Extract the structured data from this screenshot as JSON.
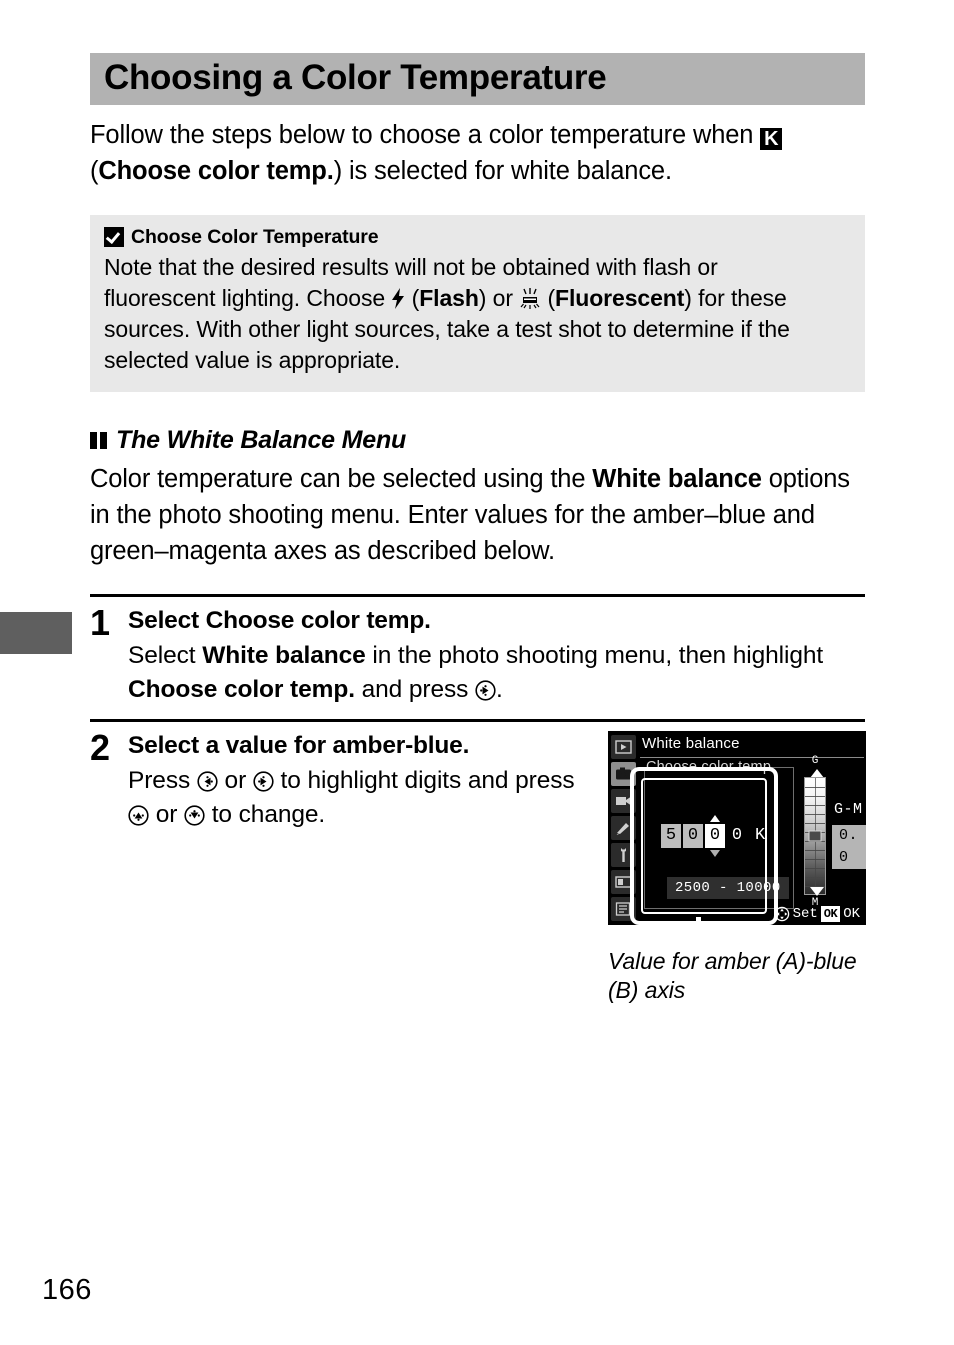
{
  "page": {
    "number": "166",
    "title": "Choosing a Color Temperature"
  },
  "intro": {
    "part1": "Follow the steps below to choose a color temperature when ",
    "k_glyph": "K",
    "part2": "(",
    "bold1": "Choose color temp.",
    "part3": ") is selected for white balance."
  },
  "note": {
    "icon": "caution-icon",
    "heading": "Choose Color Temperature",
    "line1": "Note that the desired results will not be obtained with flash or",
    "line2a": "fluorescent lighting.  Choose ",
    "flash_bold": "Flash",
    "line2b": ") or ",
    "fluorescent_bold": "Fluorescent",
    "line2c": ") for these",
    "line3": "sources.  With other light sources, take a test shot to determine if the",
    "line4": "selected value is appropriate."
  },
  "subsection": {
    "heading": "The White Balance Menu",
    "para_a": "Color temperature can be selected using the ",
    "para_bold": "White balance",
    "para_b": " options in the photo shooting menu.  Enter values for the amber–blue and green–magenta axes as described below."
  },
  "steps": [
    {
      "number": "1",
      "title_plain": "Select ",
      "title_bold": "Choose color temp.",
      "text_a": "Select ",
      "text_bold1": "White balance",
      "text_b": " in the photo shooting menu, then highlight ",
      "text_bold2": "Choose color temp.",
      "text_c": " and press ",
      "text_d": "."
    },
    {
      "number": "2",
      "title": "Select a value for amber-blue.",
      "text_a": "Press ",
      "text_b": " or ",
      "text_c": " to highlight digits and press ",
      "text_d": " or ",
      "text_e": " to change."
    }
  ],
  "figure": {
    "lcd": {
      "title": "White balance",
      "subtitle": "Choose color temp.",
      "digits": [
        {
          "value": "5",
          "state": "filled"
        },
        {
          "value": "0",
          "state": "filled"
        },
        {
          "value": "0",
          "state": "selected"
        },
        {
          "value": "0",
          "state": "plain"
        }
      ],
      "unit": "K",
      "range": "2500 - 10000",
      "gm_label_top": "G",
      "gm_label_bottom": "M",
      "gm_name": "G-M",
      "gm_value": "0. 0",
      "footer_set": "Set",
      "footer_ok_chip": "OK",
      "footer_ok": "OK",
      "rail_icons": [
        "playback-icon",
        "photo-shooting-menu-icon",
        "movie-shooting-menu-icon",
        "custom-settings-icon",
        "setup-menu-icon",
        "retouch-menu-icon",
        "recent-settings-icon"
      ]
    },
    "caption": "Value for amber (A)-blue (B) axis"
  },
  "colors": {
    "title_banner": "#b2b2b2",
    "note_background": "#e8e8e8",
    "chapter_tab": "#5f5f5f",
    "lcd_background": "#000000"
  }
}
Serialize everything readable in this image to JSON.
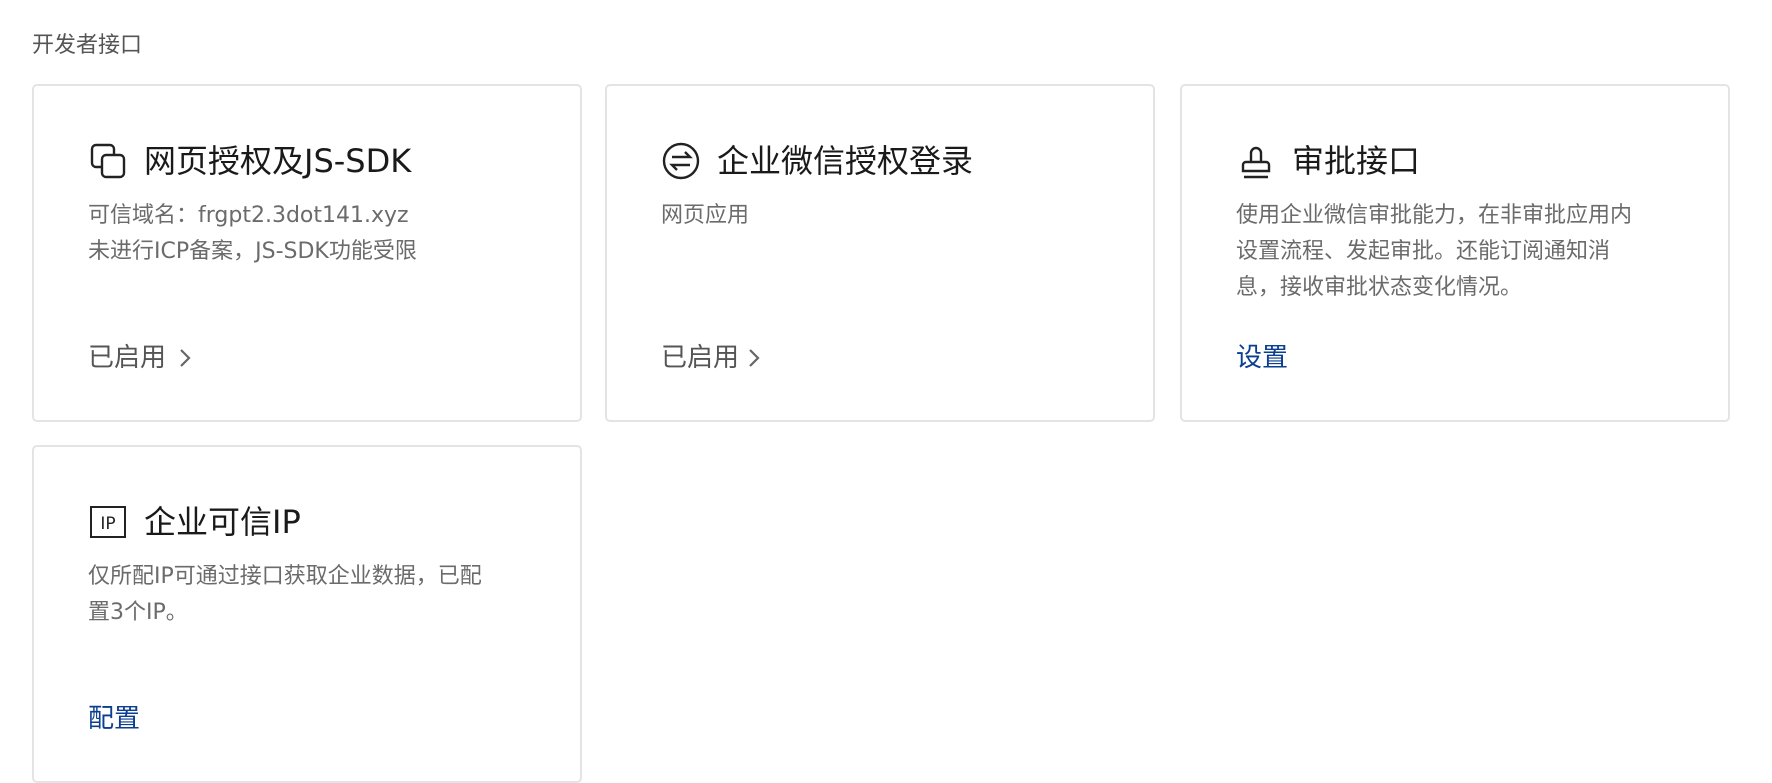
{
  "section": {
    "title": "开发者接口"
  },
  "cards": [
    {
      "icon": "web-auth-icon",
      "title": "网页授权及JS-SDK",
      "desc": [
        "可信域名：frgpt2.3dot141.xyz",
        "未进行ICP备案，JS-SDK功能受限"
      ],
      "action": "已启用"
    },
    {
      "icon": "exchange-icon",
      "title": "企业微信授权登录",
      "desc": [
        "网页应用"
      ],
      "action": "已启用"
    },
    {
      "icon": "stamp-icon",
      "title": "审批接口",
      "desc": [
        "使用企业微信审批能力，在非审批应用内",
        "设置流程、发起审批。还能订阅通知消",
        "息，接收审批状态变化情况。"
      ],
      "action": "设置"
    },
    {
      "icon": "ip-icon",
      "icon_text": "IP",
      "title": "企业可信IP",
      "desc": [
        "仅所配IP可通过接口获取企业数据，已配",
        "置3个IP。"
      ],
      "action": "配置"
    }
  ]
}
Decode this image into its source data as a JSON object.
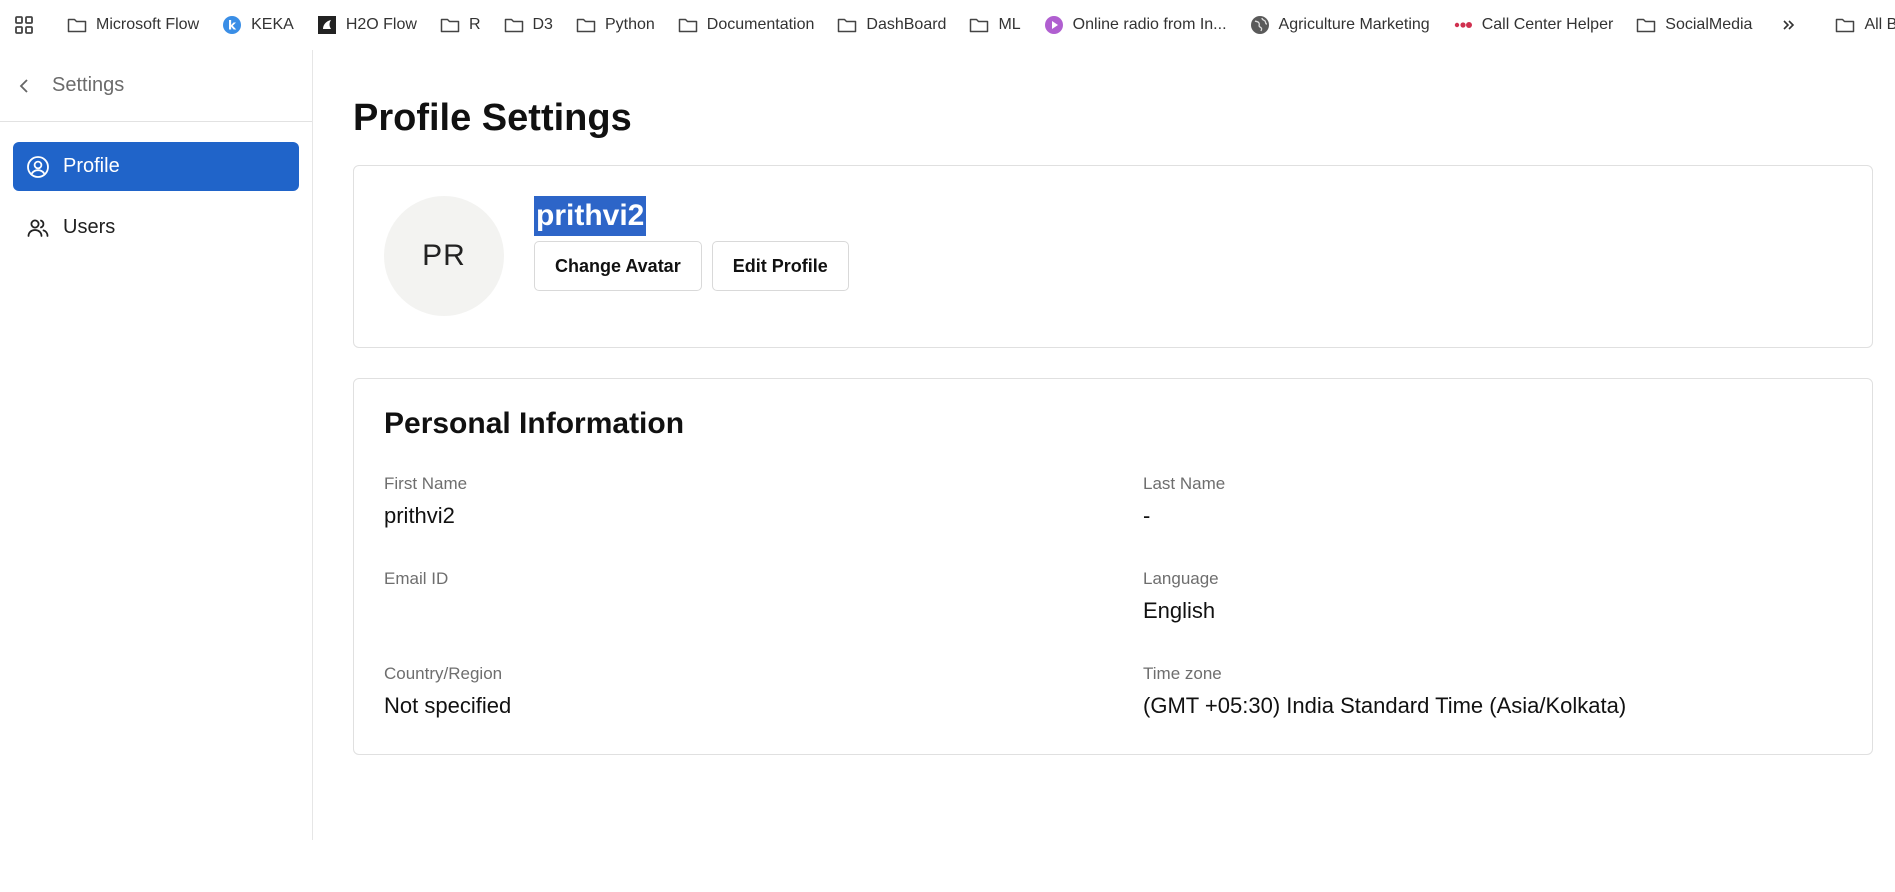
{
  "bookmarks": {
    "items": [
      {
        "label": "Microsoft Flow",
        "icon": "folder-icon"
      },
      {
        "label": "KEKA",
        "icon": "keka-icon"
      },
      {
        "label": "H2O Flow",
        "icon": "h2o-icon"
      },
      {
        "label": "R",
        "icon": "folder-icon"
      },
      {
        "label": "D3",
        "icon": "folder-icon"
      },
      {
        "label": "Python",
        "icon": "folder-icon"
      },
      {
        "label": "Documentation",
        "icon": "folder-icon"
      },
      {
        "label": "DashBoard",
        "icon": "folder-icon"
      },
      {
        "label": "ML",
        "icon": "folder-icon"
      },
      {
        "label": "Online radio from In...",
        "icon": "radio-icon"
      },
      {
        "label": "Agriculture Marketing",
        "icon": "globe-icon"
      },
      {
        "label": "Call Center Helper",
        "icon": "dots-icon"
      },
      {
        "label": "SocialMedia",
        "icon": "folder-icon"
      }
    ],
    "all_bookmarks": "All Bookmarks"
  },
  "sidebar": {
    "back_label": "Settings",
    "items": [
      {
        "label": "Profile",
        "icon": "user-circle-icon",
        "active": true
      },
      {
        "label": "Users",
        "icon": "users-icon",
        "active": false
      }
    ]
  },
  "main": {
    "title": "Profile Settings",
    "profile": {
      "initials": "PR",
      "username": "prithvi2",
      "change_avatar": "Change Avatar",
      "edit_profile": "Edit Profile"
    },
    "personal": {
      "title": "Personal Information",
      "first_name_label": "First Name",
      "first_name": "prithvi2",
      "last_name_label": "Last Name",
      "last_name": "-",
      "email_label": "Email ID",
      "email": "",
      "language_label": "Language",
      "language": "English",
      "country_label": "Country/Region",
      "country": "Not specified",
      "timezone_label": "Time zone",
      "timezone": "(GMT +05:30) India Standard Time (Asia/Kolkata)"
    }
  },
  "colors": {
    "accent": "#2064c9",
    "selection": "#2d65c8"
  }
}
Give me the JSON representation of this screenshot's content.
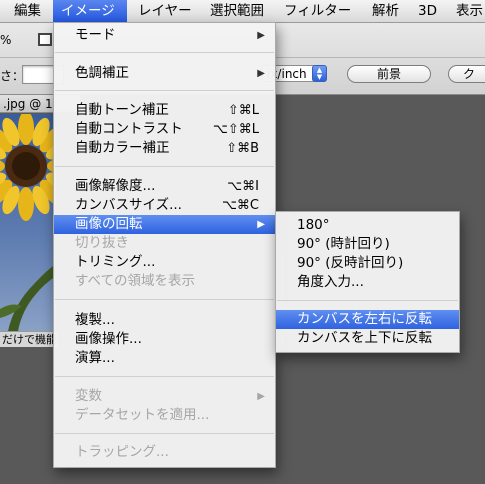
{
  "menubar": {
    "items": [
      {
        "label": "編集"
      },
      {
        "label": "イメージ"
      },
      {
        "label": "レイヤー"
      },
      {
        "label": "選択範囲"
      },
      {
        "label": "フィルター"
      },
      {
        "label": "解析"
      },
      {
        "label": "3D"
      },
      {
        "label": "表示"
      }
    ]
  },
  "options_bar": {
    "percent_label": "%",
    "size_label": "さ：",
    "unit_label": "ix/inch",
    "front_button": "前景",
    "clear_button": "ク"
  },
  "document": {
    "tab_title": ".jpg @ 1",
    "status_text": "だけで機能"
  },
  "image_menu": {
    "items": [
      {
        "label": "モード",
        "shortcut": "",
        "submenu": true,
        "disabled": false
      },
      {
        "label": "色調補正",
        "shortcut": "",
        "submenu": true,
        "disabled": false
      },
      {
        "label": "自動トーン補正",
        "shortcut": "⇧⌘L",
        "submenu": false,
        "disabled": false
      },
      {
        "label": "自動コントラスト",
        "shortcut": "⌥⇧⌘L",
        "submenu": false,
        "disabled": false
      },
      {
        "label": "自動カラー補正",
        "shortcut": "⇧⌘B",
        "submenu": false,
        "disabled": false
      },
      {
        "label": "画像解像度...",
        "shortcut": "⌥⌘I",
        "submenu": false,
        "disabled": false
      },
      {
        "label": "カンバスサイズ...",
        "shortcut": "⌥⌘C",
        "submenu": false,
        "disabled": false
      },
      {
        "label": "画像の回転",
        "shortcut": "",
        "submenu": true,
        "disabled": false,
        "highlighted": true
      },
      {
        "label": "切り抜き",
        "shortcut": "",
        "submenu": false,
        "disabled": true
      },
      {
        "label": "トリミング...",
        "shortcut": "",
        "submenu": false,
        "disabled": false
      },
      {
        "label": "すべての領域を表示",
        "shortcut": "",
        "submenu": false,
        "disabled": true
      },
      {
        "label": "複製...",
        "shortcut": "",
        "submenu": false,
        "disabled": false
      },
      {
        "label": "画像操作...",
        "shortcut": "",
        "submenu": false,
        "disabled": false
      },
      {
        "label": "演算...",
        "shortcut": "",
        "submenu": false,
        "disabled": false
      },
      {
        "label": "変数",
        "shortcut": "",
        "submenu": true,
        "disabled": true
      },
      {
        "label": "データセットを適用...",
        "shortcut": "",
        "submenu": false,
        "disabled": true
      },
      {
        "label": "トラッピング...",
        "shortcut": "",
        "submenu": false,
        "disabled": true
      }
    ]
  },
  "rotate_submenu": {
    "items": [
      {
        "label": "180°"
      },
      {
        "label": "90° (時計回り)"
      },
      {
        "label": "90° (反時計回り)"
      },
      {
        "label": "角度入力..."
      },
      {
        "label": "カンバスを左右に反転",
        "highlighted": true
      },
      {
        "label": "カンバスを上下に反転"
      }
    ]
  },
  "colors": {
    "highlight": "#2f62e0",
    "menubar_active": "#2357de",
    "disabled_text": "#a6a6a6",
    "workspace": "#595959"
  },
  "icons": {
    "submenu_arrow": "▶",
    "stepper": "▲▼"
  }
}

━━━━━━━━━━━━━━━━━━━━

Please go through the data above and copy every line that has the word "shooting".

    "para_b": " options in the photo shooting menu.  Enter values for the amber–blue and green–magenta axes as described below."
      "text_b": " in the photo shooting menu, then highlight ",
        "photo-shooting-menu-icon",
        "movie-shooting-menu-icon",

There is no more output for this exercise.